The most incisive guide to issues facing the American family today . . . An invaluable resource for anyone wishing to stay on the cutting edge of research on family trends.
-W. Bradford Wilcox
Associate Professor of Sociology, University of Virginia
Commentators have noticed for some time now the seeming dearth of “marriageable” men, i.e. the ones with education, employment, and income comparable to women’s. Many factors have been blamed for this trend—lack of economic opportunity, higher rates of female education, a crunched labor market. Now, researchers from Cornell, Brigham Young, and South Utah Universities have joined together for a systematic study of this phenomenon in America.
“Recent declines in U.S. marriage are reflected both in delayed marriage and increases in permanent singlehood, punctuated by intermittent spells of nonmarital cohabitation,” open the researchers. Whether due to differences in education, a decline in economic prospects, or racial disparities, “[y]oung women seemingly face shortages of demographically similar men to marry.” And yet, all studies indicate that marriage remains a top priority for most young people. There is a gap between intentions and reality, which the researchers seek to understand. “Our overall goal,” they summarize, “is largely descriptive: to appropriately characterize U.S. marriage market conditions for currently unmarried women with different sociodemographic profiles.” They do this with two specific objectives. First, the researchers “use data imputation methods to infer what the sociodemographic characteristics of each woman’s spouse would be if they married a man with similar characteristics to the husbands of comparable women.” In other words, they set up a group of “synethic spouses.” Second, they “compare the distribution of characteristics of synthetic husbands with the distribution of all unmarried men in our sample” to determine how many women were left without a suitable partner.

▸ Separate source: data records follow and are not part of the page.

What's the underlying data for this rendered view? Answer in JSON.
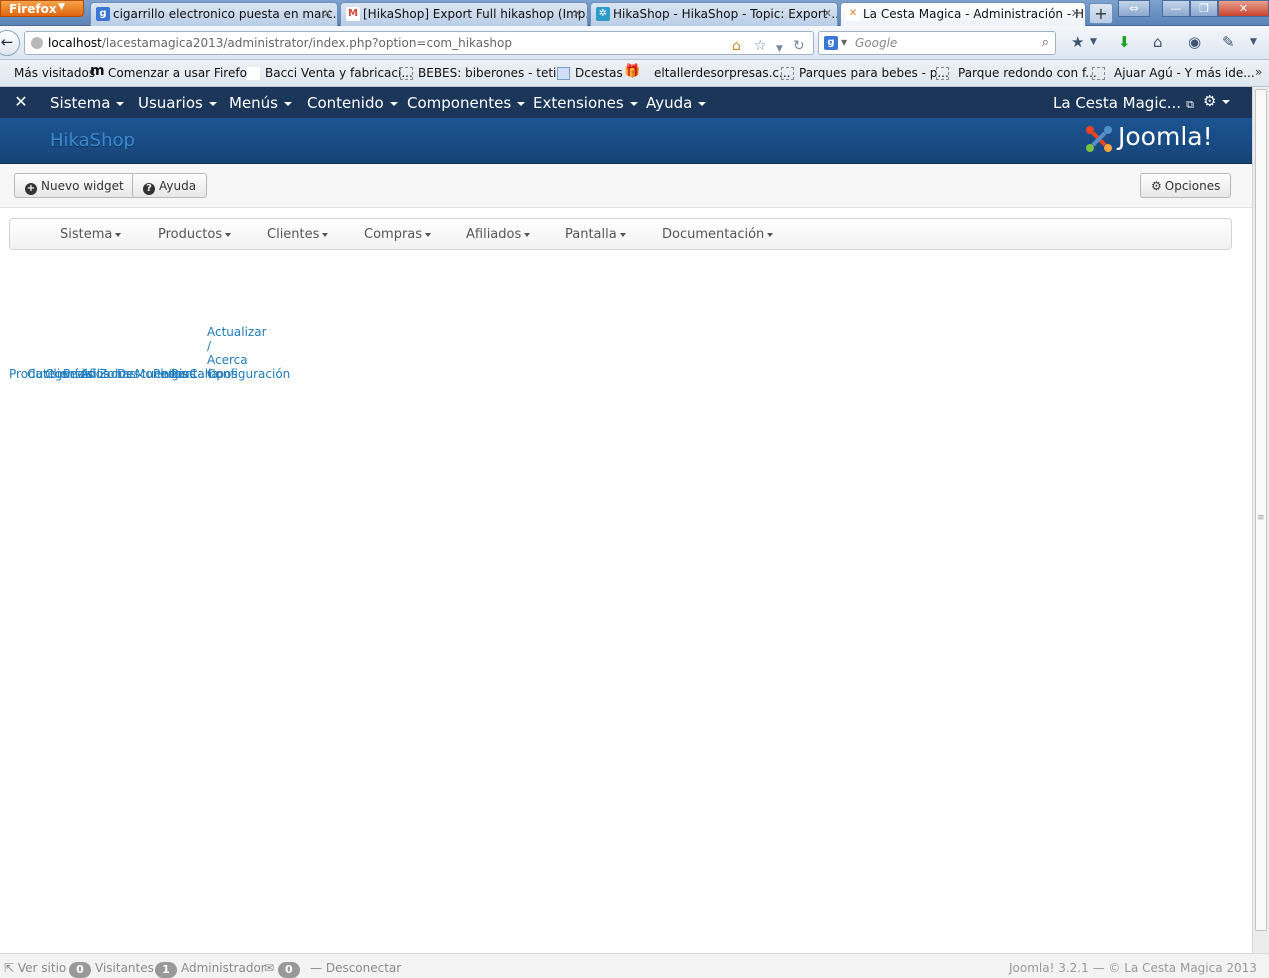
{
  "browser": {
    "app_button": "Firefox",
    "tabs": [
      {
        "title": "cigarrillo electronico puesta en marc...",
        "favicon": "google-icon",
        "color": "#3a76d6",
        "glyph": "g"
      },
      {
        "title": "[HikaShop] Export Full hikashop (Imp...",
        "favicon": "gmail-icon",
        "color": "#d44638",
        "glyph": "M"
      },
      {
        "title": "HikaShop - HikaShop - Topic: Export ...",
        "favicon": "hikashop-icon",
        "color": "#2d9cc8",
        "glyph": "✲"
      },
      {
        "title": "La Cesta Magica - Administración - H...",
        "favicon": "joomla-icon",
        "color": "#e0802b",
        "glyph": "✕"
      }
    ],
    "url": {
      "host": "localhost",
      "path": "/lacestamagica2013/administrator/index.php?option=com_hikashop"
    },
    "search_placeholder": "Google",
    "bookmarks": [
      "Más visitados",
      "Comenzar a usar Firefox",
      "Bacci Venta y fabricaci...",
      "BEBES: biberones - teti...",
      "Dcestas",
      "eltallerdesorpresas.c...",
      "Parques para bebes - p...",
      "Parque redondo con f...",
      "Ajuar Agú - Y más ide..."
    ],
    "bookmarks_more": "»"
  },
  "joomla": {
    "menu": [
      "Sistema",
      "Usuarios",
      "Menús",
      "Contenido",
      "Componentes",
      "Extensiones",
      "Ayuda"
    ],
    "site_name": "La Cesta Magic...",
    "page_title": "HikaShop",
    "logo_text": "Joomla!",
    "colors": {
      "nav_bg": "#1b3659",
      "header_bg": "#1c5592",
      "link": "#1f7cbf"
    }
  },
  "toolbar": {
    "new_widget": "Nuevo widget",
    "help": "Ayuda",
    "options": "Opciones"
  },
  "hikamenu": [
    "Sistema",
    "Productos",
    "Clientes",
    "Compras",
    "Afiliados",
    "Pantalla",
    "Documentación"
  ],
  "dashboard_links": {
    "update": "Actualizar",
    "slash": "/",
    "about": "Acerca",
    "config": "Configuración",
    "overlapped": [
      "Productos",
      "Categorías",
      "Clientes",
      "Pedidos",
      "Afiliados",
      "Zonas",
      "Descuentos",
      "Monedas",
      "Plugins",
      "Pantalla",
      "Campos"
    ]
  },
  "statusbar": {
    "view_site": "Ver sitio",
    "visitors_count": "0",
    "visitors": "Visitantes",
    "admin_count": "1",
    "admin": "Administrador",
    "messages_count": "0",
    "logout": "Desconectar",
    "version": "Joomla! 3.2.1",
    "copyright": "— © La Cesta Magica 2013"
  }
}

Their discussion focuses on two groups specifically: Poorly educated or low-income women, and highly educated women, both of whom fare the worst on the marriage market. (The women in the middle of the spectrum seem to fare better.)
To conduct their analysis, the researchers use five-year data samples from the American Community Survey, covering the periods 2008-2012 and 2013-2017, then split this data into four groups based on sex and marital status (males and females, married and unmarried). They do not consider same-sex couples, and they assign cohabiting couples into the “unmarried” category instead of the “married” category, which they say reflects cohabitation’s increasingly unstable nature. They then seek to assess “the characteristics of the spouse to whom the unmarried women in our sample would likely be married, assuming they exhibit the same mate selection patterns as currently married women.” The researchers estimate the “synthetic spouse” of each unmarried woman, then compare the characteristics of the synthetic spouse with the characteristics of the actual unmarried men in their sample.

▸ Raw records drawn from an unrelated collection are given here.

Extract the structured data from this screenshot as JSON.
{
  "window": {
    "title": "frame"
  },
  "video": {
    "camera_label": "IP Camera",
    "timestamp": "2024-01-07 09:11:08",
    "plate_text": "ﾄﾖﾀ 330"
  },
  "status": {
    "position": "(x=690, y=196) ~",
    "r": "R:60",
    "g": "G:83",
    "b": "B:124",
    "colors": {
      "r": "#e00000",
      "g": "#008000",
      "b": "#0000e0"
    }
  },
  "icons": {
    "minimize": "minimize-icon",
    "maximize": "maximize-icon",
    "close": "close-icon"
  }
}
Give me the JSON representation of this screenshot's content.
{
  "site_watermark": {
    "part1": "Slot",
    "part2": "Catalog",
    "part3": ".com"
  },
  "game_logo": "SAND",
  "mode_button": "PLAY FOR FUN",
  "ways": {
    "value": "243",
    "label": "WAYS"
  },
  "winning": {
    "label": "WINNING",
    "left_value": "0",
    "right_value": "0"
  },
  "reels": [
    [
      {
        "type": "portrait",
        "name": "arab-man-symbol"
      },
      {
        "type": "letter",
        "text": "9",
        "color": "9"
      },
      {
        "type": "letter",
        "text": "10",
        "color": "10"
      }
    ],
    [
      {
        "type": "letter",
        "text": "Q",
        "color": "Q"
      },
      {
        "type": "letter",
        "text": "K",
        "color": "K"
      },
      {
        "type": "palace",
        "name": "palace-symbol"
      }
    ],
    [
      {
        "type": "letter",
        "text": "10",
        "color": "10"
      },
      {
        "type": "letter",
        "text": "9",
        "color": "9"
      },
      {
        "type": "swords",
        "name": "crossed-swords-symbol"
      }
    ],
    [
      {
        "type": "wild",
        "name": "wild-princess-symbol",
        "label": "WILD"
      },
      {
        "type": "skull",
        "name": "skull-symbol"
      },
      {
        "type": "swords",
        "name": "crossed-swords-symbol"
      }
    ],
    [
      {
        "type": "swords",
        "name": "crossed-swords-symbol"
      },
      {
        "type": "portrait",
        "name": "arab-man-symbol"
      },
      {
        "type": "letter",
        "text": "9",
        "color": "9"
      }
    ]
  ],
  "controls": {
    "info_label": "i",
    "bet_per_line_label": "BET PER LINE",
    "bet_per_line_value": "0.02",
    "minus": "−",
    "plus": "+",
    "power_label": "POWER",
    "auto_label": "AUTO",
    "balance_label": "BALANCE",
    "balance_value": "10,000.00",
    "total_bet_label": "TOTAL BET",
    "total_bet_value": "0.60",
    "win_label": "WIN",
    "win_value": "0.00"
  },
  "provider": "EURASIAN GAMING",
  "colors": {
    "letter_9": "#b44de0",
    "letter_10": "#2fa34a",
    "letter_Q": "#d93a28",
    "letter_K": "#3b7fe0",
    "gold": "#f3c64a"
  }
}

The results are grim, for unmarried women nationwide. “The synthetic spouses had an average income that was about 55% higher ($53,000 vs. $35,000), were 26% more likely to be employed (87% vs. 70%), and were 18% more likely to have a college degree (29% vs. 25%) than the actual unmarried men who were available in the United States. These estimates suggest large differences in the demand and supply of unmarried men with certain characteristics.” In the data for actual unmarried men, “there was an excess supply of men with incomes less than $20,000 (with a shortage of men with incomes greater than $40,000) as well as a marriage market mismatch in education—too many men had only a high school degree and too few had a college or graduate degree.” The researchers also added that, encouragingly, men who married their child’s mother tended to see an income uptick, and that their findings may not accurately represent this reality. Younger and less-educated women had an easier time finding husbands than did older or more-educated women. These findings were much more stark for racial minorities, who “were significantly less likely to find suitable marital partners, regardless of their education or income levels.”

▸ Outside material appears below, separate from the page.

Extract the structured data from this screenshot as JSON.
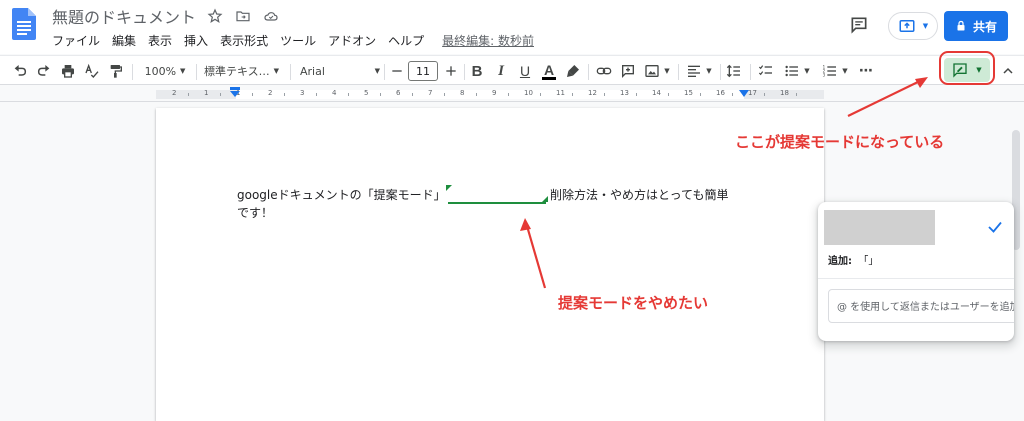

The researchers also understand that marriage doesn’t happen in a vacuum, and thus sought to take geographic location into account. When requiring that marriages take place within PUMAs (Public Use Microdata Areas), the odds of finding good husbands get even lower. “For example,” they report, “a 10% increase in a woman’s age was associated with a 2.42 percentage point decrease in likelihood of finding a match nationwide. When we required all matches to occur with the same PUMA, a 10% increase in women’s age correlated with a 15.32 percentage point decrease in the likelihood of finding a suitable match.”
The researchers close by affirming that yes, claims that marriageable men are hard to find are founded in the research, summarizing, “Our analyses provide clear evidence of an excess supply of men with low income and education and, conversely, shortages of economically attractive unmarried men (with at least a bachelor’s degree and higher levels of income) for women to marry.” They suggest that “promoting good jobs” may thus be more important than promoting marriage education courses as a way to stimulate marriage. They also wonder if, in response to this new trend, women may start considering “marrying down” instead of “marrying up,” but point out that this has historically not been the practice.
Whatever the solution, the problem is real. Whatever the driving forces, being a single woman on the marriage market these days is difficult.
(Daniel T. Lichter, Joseph P. Price, and Jeffrey M. Swigert, “Mismatches in the Marriage Market,” Journal of Marriage and Family , doi: 10.1111/jomf.12603)